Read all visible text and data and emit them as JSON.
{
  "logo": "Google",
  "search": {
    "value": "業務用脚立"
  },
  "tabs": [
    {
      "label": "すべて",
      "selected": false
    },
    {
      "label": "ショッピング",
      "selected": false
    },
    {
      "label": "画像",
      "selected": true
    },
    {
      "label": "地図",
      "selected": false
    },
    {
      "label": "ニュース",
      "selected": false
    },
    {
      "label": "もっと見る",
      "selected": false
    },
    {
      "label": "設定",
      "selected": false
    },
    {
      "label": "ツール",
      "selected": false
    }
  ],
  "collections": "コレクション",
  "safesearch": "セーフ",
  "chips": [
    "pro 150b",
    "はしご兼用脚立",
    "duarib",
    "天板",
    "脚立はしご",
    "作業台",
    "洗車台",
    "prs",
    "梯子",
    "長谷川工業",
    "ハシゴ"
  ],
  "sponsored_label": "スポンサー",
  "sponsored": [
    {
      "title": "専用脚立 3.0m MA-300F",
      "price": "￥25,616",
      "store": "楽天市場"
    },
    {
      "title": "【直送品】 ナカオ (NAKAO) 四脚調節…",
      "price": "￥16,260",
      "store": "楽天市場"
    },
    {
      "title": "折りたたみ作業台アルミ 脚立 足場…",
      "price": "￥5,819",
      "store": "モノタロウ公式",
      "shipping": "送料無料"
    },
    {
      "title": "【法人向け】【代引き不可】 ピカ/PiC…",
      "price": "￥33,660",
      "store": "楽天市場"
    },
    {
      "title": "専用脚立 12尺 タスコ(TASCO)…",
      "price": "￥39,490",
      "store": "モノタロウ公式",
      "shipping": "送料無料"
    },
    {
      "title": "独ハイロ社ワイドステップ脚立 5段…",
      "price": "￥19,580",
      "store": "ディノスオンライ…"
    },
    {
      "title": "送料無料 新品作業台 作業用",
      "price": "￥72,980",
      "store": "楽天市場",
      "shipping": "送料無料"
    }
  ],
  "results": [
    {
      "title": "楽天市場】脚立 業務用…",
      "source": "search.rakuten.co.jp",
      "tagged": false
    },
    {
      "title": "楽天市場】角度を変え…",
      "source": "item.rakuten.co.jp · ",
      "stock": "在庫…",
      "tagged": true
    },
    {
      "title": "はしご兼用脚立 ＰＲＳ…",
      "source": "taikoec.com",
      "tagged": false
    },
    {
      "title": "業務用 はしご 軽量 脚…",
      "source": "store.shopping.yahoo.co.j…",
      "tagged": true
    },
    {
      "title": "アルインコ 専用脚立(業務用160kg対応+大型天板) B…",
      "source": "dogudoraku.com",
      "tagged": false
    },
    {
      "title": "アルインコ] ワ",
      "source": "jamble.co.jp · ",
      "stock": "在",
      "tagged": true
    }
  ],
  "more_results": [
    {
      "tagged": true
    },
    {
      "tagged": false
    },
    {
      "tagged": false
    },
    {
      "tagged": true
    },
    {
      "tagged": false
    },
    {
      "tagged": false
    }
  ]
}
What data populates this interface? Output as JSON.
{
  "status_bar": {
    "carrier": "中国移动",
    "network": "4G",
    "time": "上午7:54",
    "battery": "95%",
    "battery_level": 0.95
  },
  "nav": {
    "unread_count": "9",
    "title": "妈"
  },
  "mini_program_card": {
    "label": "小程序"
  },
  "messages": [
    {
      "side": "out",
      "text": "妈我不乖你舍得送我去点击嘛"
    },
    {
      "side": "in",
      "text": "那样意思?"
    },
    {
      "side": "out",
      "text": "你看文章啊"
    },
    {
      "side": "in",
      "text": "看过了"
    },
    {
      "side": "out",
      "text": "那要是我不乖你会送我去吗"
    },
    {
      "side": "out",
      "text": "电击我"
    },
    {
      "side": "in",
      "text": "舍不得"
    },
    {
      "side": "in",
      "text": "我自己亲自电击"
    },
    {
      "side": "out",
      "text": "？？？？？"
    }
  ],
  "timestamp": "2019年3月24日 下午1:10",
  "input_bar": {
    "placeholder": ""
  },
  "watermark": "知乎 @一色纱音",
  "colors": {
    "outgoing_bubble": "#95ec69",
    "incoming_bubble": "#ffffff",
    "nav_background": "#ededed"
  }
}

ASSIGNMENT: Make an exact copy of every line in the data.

ANSWER AREA:
Read all visible text and data and emit them as JSON.
{
  "logo": "Google",
  "search": {
    "value": "業務用脚立"
  },
  "tabs": [
    {
      "label": "すべて",
      "selected": false
    },
    {
      "label": "ショッピング",
      "selected": false
    },
    {
      "label": "画像",
      "selected": true
    },
    {
      "label": "地図",
      "selected": false
    },
    {
      "label": "ニュース",
      "selected": false
    },
    {
      "label": "もっと見る",
      "selected": false
    },
    {
      "label": "設定",
      "selected": false
    },
    {
      "label": "ツール",
      "selected": false
    }
  ],
  "collections": "コレクション",
  "safesearch": "セーフ",
  "chips": [
    "pro 150b",
    "はしご兼用脚立",
    "duarib",
    "天板",
    "脚立はしご",
    "作業台",
    "洗車台",
    "prs",
    "梯子",
    "長谷川工業",
    "ハシゴ"
  ],
  "sponsored_label": "スポンサー",
  "sponsored": [
    {
      "title": "専用脚立 3.0m MA-300F",
      "price": "￥25,616",
      "store": "楽天市場"
    },
    {
      "title": "【直送品】 ナカオ (NAKAO) 四脚調節…",
      "price": "￥16,260",
      "store": "楽天市場"
    },
    {
      "title": "折りたたみ作業台アルミ 脚立 足場…",
      "price": "￥5,819",
      "store": "モノタロウ公式",
      "shipping": "送料無料"
    },
    {
      "title": "【法人向け】【代引き不可】 ピカ/PiC…",
      "price": "￥33,660",
      "store": "楽天市場"
    },
    {
      "title": "専用脚立 12尺 タスコ(TASCO)…",
      "price": "￥39,490",
      "store": "モノタロウ公式",
      "shipping": "送料無料"
    },
    {
      "title": "独ハイロ社ワイドステップ脚立 5段…",
      "price": "￥19,580",
      "store": "ディノスオンライ…"
    },
    {
      "title": "送料無料 新品作業台 作業用",
      "price": "￥72,980",
      "store": "楽天市場",
      "shipping": "送料無料"
    }
  ],
  "results": [
    {
      "title": "楽天市場】脚立 業務用…",
      "source": "search.rakuten.co.jp",
      "tagged": false
    },
    {
      "title": "楽天市場】角度を変え…",
      "source": "item.rakuten.co.jp · ",
      "stock": "在庫…",
      "tagged": true
    },
    {
      "title": "はしご兼用脚立 ＰＲＳ…",
      "source": "taikoec.com",
      "tagged": false
    },
    {
      "title": "業務用 はしご 軽量 脚…",
      "source": "store.shopping.yahoo.co.j…",
      "tagged": true
    },
    {
      "title": "アルインコ 専用脚立(業務用160kg対応+大型天板) B…",
      "source": "dogudoraku.com",
      "tagged": false
    },
    {
      "title": "アルインコ] ワ",
      "source": "jamble.co.jp · ",
      "stock": "在",
      "tagged": true
    }
  ],
  "more_results": [
    {
      "tagged": true
    },
    {
      "tagged": false
    },
    {
      "tagged": false
    },
    {
      "tagged": true
    },
    {
      "tagged": false
    },
    {
      "tagged": false
    }
  ]
}
What data populates this interface? Output as JSON.
{
  "status_bar": {
    "carrier": "中国移动",
    "network": "4G",
    "time": "上午7:54",
    "battery": "95%",
    "battery_level": 0.95
  },
  "nav": {
    "unread_count": "9",
    "title": "妈"
  },
  "mini_program_card": {
    "label": "小程序"
  },
  "messages": [
    {
      "side": "out",
      "text": "妈我不乖你舍得送我去点击嘛"
    },
    {
      "side": "in",
      "text": "那样意思?"
    },
    {
      "side": "out",
      "text": "你看文章啊"
    },
    {
      "side": "in",
      "text": "看过了"
    },
    {
      "side": "out",
      "text": "那要是我不乖你会送我去吗"
    },
    {
      "side": "out",
      "text": "电击我"
    },
    {
      "side": "in",
      "text": "舍不得"
    },
    {
      "side": "in",
      "text": "我自己亲自电击"
    },
    {
      "side": "out",
      "text": "？？？？？"
    }
  ],
  "timestamp": "2019年3月24日 下午1:10",
  "input_bar": {
    "placeholder": ""
  },
  "watermark": "知乎 @一色纱音",
  "colors": {
    "outgoing_bubble": "#95ec69",
    "incoming_bubble": "#ffffff",
    "nav_background": "#ededed"
  }
}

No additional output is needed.